VPNFilter, the malware framework that co-opted half a million networking devices into a botnet earlier this year, has “even greater capabilities” than previously documented, new research shows.
Talos, Cisco’s threat intelligence unit, said it recently found seven more VPNFilter modules that “add significant functionality to the malware,” whose botnet loomed over Ukraine ahead of a key soccer match in late May as well as an important public holiday in that country.
Among the newly discovered capabilities of VPNFilter are the ability to exploit endpoint devices via compromised network gear, plus “data filtering and multiple encrypted tunneling capabilities to mask command and control and data exfiltration traffic,” Talos researcher Edmund Brumaghin wrote in a blog post Wednesday.
The VPNFilter-enabled botnet had the ability to “brick” or disable hundreds of thousands of devices, so researchers and U.S. law enforcement urgently sought to raise awareness of and mitigate the threat.
The same week in May that Talos exposed VPNFilter, the FBI announced it had seized a domain that was part of the botnet’s command-and-control infrastructure, and the Justice Department pinned the botnet on Fancy Bear, the infamous Russian government-linked hacking group.
While such countermeasures had “mostly neutralized the threat from VPNFilter, it can still be difficult to detect in the wild if any devices remain unpatched,” Brumaghin wrote in the new research.
VPNFilter’s sophistication demands everyone’s attention, he wrote, adding: “Only an advanced and organized defense can combat these kinds of threats, and at the scale that VPNFilter is at, we cannot afford to overlook these new discoveries.”
Russian government-backed hackers have allegedly used obfuscation techniques to mask their operations — including a February campaign against the Winter Olympics in South Korea, according to reporting from The Washington Post.

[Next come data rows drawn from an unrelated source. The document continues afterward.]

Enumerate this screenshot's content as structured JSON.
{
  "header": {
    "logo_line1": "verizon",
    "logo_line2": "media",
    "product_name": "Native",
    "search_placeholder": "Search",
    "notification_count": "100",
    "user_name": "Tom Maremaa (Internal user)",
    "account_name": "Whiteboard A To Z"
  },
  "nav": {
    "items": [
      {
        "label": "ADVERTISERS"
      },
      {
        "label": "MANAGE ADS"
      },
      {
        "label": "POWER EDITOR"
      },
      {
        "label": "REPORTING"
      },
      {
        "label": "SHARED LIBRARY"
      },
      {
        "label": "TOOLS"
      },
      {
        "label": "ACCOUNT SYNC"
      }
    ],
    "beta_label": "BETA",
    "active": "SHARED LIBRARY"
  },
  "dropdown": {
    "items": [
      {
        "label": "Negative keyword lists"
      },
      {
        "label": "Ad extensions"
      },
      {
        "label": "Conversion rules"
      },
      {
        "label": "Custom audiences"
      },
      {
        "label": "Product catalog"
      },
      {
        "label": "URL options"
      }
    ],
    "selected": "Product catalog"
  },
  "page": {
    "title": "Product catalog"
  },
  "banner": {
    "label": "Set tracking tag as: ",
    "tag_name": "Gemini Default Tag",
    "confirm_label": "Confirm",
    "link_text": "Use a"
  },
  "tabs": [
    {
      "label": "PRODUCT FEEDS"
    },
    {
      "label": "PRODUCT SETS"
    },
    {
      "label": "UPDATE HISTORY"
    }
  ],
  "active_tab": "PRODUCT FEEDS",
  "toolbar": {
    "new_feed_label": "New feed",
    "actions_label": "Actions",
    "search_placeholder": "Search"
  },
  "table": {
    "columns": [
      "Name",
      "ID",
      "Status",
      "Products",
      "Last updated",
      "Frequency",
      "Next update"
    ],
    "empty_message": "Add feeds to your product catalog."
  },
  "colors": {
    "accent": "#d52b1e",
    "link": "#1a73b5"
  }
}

VPNFilter, which infected an estimated 500,000 routers and other networking devices in 54 countries, is also notable for its ability to muddy the attribution waters, according to Talos. Among the newfound capabilities of the malware framework is an ability “to build a distributed network of proxies” that could be used in future attacks to hide the true source of traffic – making it look like the attacks came from devices compromised by VPNFilter, according to Brumaghin.
The new findings confirm that “VPNFilter provides attackers all of the functionality required to leverage compromised network and storage devices to further pivot into and attack systems within the network environments that are being targeted,” he added.
Ahead of the May announcement on VPNFilter, Cisco was able to share malware samples with members of the nonprofit Cyber Threat Alliance (CTA) so that corporations could ready defenses against the threat. Neil Jenkins, CTA’s chief analytic officer, confirmed Wednesday the alliance did the same in advance of the new research.